Last week, I found on my desk what looked to be a can of sardines. Because it is Christmas time, I figured that it was a gift from someone. Now, I like good food, but just thinking of a small school of stinky fish with bones in them swimming in oil in their little steel mausoleum makes my stomach do flip-flops.

But as I picked up the can, I realized sardines weren’t inside, because packed sardines don’t rattle around.
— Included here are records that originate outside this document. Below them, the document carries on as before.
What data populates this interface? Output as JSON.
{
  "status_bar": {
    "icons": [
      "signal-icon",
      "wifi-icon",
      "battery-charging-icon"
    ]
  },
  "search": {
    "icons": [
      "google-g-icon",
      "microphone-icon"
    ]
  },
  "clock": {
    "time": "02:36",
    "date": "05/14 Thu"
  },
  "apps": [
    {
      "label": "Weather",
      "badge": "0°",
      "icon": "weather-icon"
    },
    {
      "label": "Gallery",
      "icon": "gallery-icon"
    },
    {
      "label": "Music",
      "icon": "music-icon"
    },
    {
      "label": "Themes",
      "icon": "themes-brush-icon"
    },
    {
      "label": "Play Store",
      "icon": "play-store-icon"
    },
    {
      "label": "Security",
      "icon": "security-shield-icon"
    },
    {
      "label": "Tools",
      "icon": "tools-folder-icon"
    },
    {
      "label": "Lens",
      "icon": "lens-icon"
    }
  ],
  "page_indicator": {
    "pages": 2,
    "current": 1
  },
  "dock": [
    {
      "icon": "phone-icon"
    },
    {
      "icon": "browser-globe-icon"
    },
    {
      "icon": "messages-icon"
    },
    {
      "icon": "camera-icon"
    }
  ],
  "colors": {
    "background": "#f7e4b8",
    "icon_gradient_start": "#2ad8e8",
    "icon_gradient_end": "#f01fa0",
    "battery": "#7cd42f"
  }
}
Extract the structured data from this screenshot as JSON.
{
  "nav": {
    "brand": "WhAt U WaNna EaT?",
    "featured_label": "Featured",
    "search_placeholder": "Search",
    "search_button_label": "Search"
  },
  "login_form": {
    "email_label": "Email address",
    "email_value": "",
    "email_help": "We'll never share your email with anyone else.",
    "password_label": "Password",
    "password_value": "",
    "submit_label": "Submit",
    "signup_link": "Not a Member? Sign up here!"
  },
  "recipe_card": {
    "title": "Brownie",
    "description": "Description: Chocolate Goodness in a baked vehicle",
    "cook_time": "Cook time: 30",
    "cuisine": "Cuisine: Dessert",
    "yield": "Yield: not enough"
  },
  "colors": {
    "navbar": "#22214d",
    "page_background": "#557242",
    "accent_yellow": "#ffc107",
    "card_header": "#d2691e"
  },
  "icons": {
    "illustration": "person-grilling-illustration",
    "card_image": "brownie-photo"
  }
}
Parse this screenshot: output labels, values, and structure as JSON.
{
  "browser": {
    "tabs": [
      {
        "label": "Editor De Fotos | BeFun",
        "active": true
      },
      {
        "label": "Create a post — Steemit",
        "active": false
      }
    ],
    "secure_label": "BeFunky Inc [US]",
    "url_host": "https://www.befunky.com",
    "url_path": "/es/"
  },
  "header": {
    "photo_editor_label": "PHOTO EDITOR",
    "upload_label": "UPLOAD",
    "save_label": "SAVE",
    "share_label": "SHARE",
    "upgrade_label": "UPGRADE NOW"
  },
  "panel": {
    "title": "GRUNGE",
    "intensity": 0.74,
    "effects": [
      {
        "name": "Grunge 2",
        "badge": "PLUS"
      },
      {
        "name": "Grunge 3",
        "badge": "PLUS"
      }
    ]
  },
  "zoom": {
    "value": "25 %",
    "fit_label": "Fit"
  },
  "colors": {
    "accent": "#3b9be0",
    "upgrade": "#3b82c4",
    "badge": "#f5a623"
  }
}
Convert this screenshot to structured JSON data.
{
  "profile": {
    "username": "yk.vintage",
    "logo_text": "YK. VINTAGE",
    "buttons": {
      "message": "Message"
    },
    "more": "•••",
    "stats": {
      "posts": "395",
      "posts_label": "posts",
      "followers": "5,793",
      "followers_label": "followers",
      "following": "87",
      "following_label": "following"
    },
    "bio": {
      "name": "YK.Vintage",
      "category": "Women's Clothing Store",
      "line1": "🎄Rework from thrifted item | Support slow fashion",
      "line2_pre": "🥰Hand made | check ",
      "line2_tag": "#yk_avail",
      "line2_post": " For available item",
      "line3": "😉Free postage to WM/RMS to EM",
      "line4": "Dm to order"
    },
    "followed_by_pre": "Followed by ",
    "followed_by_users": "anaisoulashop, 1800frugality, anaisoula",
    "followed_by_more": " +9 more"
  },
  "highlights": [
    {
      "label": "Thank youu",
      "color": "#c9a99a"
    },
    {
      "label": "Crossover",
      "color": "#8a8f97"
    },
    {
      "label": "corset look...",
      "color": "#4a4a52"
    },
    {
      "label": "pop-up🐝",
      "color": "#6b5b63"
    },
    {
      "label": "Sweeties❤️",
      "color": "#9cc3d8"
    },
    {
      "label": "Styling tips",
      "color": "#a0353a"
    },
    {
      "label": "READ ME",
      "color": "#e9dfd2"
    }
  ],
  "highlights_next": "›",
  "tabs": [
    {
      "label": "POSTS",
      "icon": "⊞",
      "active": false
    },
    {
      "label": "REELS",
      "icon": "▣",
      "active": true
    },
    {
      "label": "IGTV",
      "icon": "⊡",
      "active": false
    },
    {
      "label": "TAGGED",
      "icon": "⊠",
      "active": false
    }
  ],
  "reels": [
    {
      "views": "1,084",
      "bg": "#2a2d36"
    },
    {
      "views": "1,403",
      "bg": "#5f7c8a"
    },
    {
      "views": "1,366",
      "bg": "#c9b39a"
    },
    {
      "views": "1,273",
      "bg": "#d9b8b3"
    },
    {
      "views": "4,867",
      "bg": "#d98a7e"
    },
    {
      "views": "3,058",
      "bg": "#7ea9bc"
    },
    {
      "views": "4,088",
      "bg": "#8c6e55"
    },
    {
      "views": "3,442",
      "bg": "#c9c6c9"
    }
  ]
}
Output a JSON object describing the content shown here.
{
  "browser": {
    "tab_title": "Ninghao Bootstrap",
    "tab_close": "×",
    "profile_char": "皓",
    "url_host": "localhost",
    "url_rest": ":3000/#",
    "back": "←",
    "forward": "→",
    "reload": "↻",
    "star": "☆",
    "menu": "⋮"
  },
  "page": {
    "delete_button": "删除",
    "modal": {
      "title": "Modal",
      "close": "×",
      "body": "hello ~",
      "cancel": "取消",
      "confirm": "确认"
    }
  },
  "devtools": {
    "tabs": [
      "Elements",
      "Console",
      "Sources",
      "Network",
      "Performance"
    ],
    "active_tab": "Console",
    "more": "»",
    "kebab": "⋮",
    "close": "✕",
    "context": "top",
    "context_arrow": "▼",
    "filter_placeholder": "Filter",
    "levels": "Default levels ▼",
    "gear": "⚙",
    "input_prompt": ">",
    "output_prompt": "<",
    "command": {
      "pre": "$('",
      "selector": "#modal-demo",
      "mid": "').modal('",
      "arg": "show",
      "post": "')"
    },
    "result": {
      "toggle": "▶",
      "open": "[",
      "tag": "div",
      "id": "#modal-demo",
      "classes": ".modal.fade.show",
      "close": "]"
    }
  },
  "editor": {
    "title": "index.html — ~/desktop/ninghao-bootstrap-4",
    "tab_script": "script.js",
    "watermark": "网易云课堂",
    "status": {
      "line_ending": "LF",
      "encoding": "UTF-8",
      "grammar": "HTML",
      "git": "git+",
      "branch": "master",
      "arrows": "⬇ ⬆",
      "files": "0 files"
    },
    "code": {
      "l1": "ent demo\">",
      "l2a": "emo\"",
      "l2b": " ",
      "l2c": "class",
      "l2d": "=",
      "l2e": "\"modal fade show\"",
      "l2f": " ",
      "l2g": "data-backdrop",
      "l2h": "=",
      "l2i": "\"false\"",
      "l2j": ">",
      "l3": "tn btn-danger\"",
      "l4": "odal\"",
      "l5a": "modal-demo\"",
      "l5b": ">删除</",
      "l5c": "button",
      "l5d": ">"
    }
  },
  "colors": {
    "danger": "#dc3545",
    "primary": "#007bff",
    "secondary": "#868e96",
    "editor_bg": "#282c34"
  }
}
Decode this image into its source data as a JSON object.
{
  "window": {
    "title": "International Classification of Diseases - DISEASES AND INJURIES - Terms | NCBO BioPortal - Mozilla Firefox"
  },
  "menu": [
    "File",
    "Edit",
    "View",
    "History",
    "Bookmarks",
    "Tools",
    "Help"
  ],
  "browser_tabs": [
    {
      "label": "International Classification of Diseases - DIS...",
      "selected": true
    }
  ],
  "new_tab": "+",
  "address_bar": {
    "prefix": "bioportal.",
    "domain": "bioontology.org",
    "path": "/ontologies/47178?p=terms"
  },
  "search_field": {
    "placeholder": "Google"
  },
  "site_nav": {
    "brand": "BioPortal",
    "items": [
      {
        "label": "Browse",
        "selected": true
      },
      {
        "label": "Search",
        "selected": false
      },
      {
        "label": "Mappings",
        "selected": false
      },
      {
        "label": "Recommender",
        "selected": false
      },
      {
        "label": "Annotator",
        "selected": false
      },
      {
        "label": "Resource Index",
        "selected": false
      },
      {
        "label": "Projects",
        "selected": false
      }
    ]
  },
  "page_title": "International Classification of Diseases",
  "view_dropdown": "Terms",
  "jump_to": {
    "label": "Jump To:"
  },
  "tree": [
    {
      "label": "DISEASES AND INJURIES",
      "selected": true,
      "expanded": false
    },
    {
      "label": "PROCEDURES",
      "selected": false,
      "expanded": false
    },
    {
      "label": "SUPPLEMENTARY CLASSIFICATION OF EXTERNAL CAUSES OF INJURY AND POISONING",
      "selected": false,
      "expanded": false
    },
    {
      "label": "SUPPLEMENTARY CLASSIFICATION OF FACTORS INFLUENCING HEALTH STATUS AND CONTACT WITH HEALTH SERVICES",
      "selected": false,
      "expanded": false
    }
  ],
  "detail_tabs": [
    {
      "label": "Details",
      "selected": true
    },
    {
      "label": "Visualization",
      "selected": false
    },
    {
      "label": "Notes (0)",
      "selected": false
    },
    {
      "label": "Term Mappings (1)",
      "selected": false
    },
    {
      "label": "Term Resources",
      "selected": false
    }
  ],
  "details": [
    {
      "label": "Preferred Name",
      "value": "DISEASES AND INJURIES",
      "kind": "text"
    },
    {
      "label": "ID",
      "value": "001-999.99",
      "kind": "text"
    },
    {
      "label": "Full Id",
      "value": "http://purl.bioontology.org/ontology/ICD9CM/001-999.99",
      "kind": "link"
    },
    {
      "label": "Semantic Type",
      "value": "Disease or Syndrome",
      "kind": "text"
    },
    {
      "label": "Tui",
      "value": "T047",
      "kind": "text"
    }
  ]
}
No, this was an ingenious way of marketing stamps.

On October 31, Portugal issued a set of six stamps commemorating its fish-canning industry and someone in their marketing department brilliantly thought outside of the box.  And they did that by getting the stamps packed in a can just like the ones that stinky fish are stuffed into.

The special decorated tin shows pictures of various stages of the fish packing process from fishing boats bringing in the catch, to the army of Portuguese women cleaning and cramming the little pilchards into the cans. The sealed can has a lid that can be peeled off to reveal the contents. I’m not going to open the can now, because I don’t want to be like Dan Aykroyd doing his impersonation of Julia Child bleeding out. Warning: sharp edges!

The stamps inside show other images of the fish-canning process along with images of various fish so preserved. At least they thought better of scratch-and-sniff stamps or flavored stamp glue.

The canned stamps, which sell for 4.25 euros, were packaged by Conservas Ramirez, the oldest fish cannery in Portugal, which has been in business since 1853. And thankfully, someone had the smarts to tell them to hold the olive oil.

For Linn’s Stamp News and the Scott Catalogues, I’m Marty Frankevicz. Enjoy your week in stamps.